ABU DHABI // Dozens of Filipinos waited until the last day to register to vote in their country's mid-term elections.
Overseas voter registration for the May 2013 election opened at the Philippine Embassy on November 2 last year.
Mylene Sunogan, 35, a quality control engineer who has lived in Abu Dhabi for four years, turned up at the embassy with her husband, Ricky, 35, and sons Ricky James, 6 and Ricky Joshua, 2. The couple signed up before noon.
"I'm aware that there's an ongoing registration but had no idea when it began," she said. "I wasn't interested in the elections for a long time, but now I'm doing this for my children."
"We've never failed to inform them to register," said Jose Jacob, the consul-general at the embassy. "Even if they can do it earlier, they usually wait until the last minute to do something. It's a bad habit among Filipinos."
The mid-term elections will be the fourth since overseas Filipinos were first granted voting rights in 2004. Citizens who have registered previously and voted in the past two polls do not need to register again.
"I feel bad that I was unable to vote in the previous elections because of job constraints," said Joventino Rodriguez, 52, a telecommunications technician in Abu Dhabi for 21 years.
He registered for the 2004 presidential elections but was unable to vote. He also failed to vote in the 2007 and 2010 elections so his name was removed from the national registry of overseas absentee voters.
In total, 17,041 voters in Abu Dhabi and Al Ain and 30,679 voters in Dubai and the Northern Emirates were registered for the 2010 presidential elections.

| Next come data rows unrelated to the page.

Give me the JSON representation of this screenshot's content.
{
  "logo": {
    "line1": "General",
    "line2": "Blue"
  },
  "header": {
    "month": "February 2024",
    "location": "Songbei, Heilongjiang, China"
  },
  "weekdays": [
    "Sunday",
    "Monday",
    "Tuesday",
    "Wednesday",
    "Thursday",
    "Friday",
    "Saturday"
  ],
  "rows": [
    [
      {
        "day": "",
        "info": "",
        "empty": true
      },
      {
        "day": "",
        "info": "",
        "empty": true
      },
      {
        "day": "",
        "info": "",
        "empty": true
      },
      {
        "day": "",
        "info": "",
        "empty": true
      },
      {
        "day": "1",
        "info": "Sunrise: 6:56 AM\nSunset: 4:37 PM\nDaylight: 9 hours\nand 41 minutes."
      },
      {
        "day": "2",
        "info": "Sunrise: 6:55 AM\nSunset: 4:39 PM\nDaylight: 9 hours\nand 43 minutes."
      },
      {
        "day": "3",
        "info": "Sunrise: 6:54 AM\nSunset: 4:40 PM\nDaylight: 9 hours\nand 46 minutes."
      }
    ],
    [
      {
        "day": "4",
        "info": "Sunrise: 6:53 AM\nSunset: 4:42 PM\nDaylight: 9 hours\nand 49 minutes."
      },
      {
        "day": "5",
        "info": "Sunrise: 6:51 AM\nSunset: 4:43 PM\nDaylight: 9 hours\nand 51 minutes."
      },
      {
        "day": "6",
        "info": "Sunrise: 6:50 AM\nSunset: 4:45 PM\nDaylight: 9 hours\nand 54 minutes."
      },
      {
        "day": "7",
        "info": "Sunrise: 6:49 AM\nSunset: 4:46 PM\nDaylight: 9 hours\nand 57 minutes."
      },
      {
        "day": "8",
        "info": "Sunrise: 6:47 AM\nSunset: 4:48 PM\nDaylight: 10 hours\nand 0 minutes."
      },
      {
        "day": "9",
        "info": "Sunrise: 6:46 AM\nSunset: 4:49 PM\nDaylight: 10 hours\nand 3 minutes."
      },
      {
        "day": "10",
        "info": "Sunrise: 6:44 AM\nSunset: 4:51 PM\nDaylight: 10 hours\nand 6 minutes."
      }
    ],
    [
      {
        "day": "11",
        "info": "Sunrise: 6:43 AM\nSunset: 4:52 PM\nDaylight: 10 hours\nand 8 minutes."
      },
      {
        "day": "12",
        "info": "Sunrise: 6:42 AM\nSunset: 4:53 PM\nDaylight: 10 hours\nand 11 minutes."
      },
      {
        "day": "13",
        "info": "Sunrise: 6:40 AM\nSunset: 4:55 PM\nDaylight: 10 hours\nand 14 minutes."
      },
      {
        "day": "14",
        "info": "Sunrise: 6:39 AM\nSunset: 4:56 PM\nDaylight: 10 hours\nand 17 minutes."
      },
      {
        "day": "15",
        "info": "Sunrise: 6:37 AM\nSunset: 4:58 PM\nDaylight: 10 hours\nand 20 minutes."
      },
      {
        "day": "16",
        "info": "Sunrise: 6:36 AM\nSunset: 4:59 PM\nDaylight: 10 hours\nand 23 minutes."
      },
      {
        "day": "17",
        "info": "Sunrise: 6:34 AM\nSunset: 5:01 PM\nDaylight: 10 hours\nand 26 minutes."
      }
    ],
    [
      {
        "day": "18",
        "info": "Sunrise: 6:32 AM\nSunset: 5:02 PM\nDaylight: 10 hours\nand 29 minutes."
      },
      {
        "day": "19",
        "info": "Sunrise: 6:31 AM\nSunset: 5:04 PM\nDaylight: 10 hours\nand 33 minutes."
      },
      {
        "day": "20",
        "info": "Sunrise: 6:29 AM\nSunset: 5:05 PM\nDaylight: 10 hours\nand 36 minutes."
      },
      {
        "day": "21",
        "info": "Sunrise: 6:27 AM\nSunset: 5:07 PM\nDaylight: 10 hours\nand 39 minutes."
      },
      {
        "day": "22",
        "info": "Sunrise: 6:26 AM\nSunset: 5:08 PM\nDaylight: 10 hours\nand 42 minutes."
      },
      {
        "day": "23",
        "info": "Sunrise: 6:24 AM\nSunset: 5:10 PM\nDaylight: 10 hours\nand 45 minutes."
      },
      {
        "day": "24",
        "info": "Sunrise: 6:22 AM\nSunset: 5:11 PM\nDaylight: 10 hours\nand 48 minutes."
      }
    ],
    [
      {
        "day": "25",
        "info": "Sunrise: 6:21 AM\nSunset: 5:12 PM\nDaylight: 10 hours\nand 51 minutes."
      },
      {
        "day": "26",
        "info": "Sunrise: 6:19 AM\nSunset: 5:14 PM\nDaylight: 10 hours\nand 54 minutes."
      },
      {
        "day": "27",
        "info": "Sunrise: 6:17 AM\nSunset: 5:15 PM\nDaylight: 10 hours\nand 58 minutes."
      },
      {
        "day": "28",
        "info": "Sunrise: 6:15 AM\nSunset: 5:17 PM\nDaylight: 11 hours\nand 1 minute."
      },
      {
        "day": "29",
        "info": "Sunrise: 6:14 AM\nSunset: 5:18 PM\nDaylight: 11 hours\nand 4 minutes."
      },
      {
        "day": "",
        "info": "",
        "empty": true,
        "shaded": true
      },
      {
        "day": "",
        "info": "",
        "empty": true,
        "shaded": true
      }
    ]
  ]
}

However, only 7,917 voted.
"Our nationals do not have a natural inclination to participate in government affairs," Mr Jacob said. "It may have something to do with the nature of their work and the demands of the job in the UAE."
Overseas absentee voters worldwide are given one month to cast their votes beginning on April 13, while those in the Philippines will vote on May 13, election day.